Only maintain the data deemed business critical or legally required and ensure it reside on the appropriate tiered storage.
Ensure companies know the what, why, where, and the age of data so it can be appropriately categorized, protected, audited, and retained.
Companies need to fully understand all the costs involved in maintaining data across the enterprise. By identifying all these cost variables, a plan can be put in place to reduce or eliminate them.
Work with Legal and Audit teams to implement processes, templates, and dashboards to not only identify and document existing corporate, industry, and legislative policies around the handling, storing, and securing of data both domestically and internationally but ensure they are understood, mapped, and applied appropriately to all applications throughout the enterprise.
Eliminate duplicate and redundant data by providing end users and applications with the most current versions of the data. This way, more time is spent on analyzing the data than looking for it. In addition, focus on providing data that is needed, not wanted, i.e., data subsetting vs. a full database copy. The goal here is for IT resources to redirect their focus on delivering value through managing data not infrastructure.

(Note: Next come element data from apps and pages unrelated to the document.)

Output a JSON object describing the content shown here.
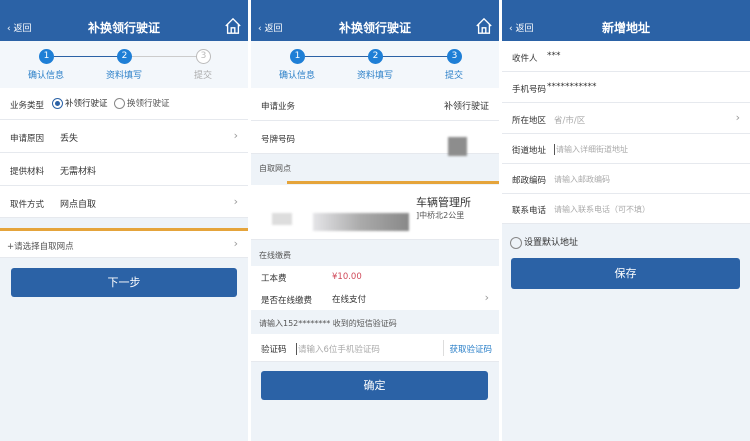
{
  "common": {
    "back": "返回"
  },
  "p1": {
    "title": "补换领行驶证",
    "steps": [
      "确认信息",
      "资料填写",
      "提交"
    ],
    "step_nums": [
      "1",
      "2",
      "3"
    ],
    "biz_type_label": "业务类型",
    "biz_opt1": "补领行驶证",
    "biz_opt2": "换领行驶证",
    "reason_label": "申请原因",
    "reason": "丢失",
    "material_label": "提供材料",
    "material": "无需材料",
    "pickup_label": "取件方式",
    "pickup": "网点自取",
    "select_point": "+请选择自取网点",
    "next": "下一步"
  },
  "p2": {
    "title": "补换领行驶证",
    "biz_label": "申请业务",
    "biz": "补领行驶证",
    "plate_label": "号牌号码",
    "point_section": "自取网点",
    "point_name": "车辆管理所",
    "point_dist": "]中桥北2公里",
    "pay_section": "在线缴费",
    "fee_label": "工本费",
    "fee": "¥10.00",
    "online_label": "是否在线缴费",
    "online": "在线支付",
    "sms_note": "请输入152******** 收到的短信验证码",
    "code_label": "验证码",
    "code_ph": "请输入6位手机验证码",
    "get_code": "获取验证码",
    "confirm": "确定"
  },
  "p3": {
    "title": "新增地址",
    "recv_label": "收件人",
    "recv": "***",
    "phone_label": "手机号码",
    "phone": "***********",
    "region_label": "所在地区",
    "region_ph": "省/市/区",
    "street_label": "街道地址",
    "street_ph": "请输入详细街道地址",
    "zip_label": "邮政编码",
    "zip_ph": "请输入邮政编码",
    "tel_label": "联系电话",
    "tel_ph": "请输入联系电话（可不填）",
    "default": "设置默认地址",
    "save": "保存"
  },
  "colors": {
    "primary": "#2b62a6",
    "step": "#1f7fd6",
    "accent": "#e5a43b",
    "price": "#d04a5a"
  }
}
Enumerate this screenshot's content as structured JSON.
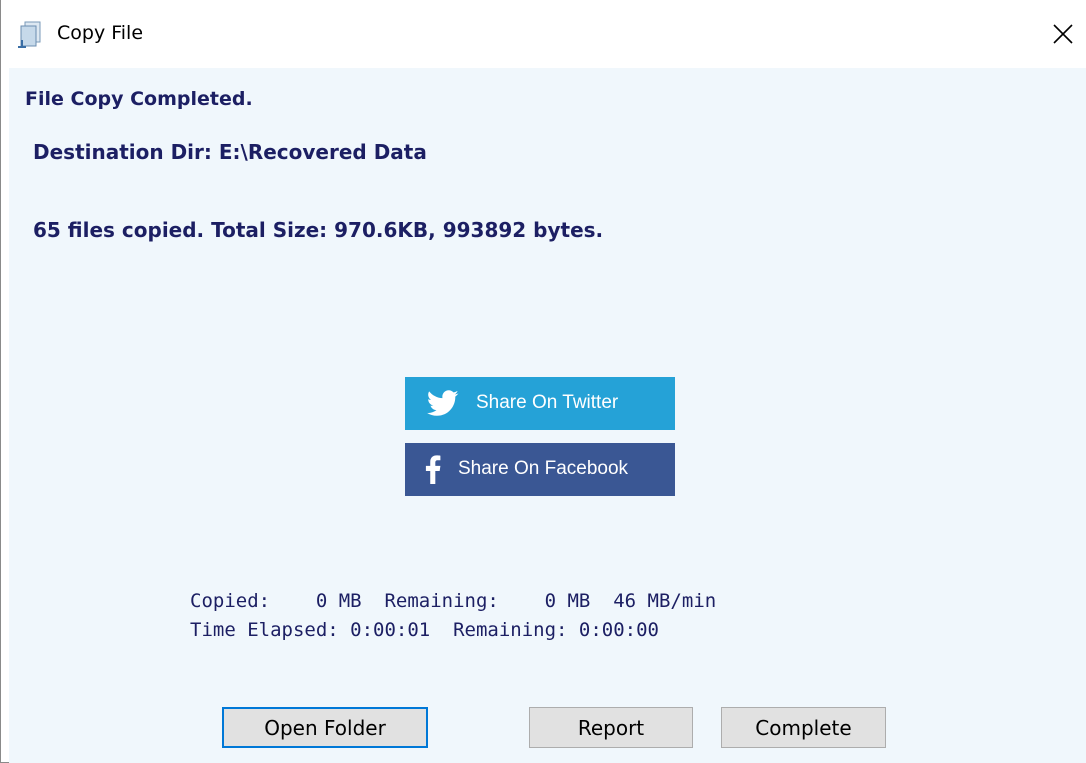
{
  "window": {
    "title": "Copy File",
    "app_icon": "copy-file-icon",
    "close_icon": "close-icon"
  },
  "messages": {
    "completed": "File Copy Completed.",
    "destination": "Destination Dir: E:\\Recovered Data",
    "summary": "65 files copied. Total Size: 970.6KB, 993892 bytes."
  },
  "share": {
    "twitter_label": "Share On Twitter",
    "twitter_icon": "twitter-bird-icon",
    "twitter_color": "#25a2d7",
    "facebook_label": "Share On Facebook",
    "facebook_icon": "facebook-f-icon",
    "facebook_color": "#3a5794"
  },
  "stats": {
    "line1": "Copied:    0 MB  Remaining:    0 MB  46 MB/min",
    "line2": "Time Elapsed: 0:00:01  Remaining: 0:00:00"
  },
  "buttons": {
    "open_folder": "Open Folder",
    "report": "Report",
    "complete": "Complete"
  },
  "colors": {
    "text_accent": "#1c1f63",
    "client_bg": "#f0f7fc",
    "focus_border": "#0078d7"
  }
}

Record maintenance can be a very inefficient, manual process with no clear data ownership and little to no transparency. Changing regulations and increasing interactions with a complex value chain are forcing businesses to manage more data with more details, more accurately. Incorrect master data means high costs across the value chain, which impacts the bottom line. Manual processes must be converted to system guided processes with workflow approval.